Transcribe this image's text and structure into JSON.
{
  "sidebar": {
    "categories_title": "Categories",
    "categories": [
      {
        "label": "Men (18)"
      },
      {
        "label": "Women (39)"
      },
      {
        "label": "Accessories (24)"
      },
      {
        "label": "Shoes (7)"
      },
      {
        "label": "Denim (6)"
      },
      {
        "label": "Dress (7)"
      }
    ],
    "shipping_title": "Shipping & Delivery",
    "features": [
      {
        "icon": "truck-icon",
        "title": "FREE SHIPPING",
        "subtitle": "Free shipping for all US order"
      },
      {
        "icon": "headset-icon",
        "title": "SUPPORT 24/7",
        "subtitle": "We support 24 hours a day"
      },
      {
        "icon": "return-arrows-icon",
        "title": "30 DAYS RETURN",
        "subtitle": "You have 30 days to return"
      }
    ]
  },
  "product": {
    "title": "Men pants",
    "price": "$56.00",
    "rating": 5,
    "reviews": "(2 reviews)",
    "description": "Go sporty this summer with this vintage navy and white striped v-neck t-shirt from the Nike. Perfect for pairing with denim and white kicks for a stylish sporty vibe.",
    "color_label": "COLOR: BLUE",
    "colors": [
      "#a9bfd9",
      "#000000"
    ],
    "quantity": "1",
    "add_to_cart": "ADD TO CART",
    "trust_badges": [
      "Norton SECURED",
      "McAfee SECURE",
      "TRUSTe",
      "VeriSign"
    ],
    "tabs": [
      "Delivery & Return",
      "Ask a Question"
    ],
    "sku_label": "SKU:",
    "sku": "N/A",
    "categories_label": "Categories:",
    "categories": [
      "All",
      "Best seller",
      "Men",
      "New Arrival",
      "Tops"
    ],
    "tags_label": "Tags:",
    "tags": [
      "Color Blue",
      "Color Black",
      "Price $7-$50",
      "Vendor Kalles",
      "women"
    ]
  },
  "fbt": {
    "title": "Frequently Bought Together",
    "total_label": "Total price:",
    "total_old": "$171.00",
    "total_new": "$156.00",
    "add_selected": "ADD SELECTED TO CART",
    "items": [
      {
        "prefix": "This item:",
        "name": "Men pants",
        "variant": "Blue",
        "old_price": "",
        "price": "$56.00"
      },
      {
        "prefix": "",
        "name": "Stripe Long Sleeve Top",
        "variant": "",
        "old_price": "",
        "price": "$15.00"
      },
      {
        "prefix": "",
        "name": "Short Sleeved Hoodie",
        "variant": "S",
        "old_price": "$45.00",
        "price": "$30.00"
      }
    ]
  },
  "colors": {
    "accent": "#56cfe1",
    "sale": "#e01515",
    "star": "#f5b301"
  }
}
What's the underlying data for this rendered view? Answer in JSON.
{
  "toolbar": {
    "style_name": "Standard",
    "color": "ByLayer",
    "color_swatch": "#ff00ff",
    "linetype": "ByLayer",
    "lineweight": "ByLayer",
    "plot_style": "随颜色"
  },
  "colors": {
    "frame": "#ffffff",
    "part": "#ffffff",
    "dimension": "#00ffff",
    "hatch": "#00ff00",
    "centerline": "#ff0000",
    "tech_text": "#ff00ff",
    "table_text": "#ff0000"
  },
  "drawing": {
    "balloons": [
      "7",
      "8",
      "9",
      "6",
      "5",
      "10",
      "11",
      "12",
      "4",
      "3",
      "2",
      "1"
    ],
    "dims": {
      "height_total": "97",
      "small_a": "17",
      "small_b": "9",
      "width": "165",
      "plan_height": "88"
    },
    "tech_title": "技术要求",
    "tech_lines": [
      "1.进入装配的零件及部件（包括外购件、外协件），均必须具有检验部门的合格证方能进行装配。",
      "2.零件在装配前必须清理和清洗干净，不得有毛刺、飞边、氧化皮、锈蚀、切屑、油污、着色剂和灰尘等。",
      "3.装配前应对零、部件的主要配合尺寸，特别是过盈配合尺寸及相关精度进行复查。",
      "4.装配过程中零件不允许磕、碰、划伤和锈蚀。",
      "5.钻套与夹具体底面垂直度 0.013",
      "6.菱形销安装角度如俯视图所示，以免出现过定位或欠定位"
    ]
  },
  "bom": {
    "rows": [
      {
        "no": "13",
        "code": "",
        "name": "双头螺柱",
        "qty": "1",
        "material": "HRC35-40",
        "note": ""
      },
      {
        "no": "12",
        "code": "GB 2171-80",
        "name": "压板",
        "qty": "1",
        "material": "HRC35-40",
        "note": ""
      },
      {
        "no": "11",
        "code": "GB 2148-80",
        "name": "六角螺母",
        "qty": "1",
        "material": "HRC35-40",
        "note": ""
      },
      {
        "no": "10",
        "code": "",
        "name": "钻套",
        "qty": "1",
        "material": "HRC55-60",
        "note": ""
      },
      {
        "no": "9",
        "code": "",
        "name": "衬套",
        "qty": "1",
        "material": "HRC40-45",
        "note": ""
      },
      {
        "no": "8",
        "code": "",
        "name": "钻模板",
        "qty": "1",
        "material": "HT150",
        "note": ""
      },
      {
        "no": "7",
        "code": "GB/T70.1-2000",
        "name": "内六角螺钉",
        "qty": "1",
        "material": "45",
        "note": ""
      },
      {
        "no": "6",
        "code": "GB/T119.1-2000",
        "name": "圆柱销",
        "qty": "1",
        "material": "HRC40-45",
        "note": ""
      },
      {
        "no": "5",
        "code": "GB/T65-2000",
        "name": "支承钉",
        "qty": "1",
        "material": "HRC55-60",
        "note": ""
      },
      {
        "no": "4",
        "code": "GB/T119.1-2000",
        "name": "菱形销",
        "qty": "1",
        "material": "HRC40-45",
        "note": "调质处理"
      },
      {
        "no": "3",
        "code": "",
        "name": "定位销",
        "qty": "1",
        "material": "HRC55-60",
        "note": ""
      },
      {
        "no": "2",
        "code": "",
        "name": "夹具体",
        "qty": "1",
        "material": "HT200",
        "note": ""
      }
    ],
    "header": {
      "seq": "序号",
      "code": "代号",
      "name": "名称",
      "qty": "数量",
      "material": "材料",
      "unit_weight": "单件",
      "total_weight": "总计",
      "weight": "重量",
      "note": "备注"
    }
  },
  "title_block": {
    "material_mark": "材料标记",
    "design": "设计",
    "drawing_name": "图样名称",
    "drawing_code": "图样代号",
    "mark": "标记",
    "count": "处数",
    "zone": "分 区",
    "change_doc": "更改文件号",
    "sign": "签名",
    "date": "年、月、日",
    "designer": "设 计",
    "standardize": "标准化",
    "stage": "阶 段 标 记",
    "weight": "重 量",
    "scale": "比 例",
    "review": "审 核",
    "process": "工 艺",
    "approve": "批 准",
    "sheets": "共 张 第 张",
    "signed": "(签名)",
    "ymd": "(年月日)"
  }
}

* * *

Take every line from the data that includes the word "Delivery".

#### [Your solution]
    "shipping_title": "Shipping & Delivery",
      "Delivery & Return",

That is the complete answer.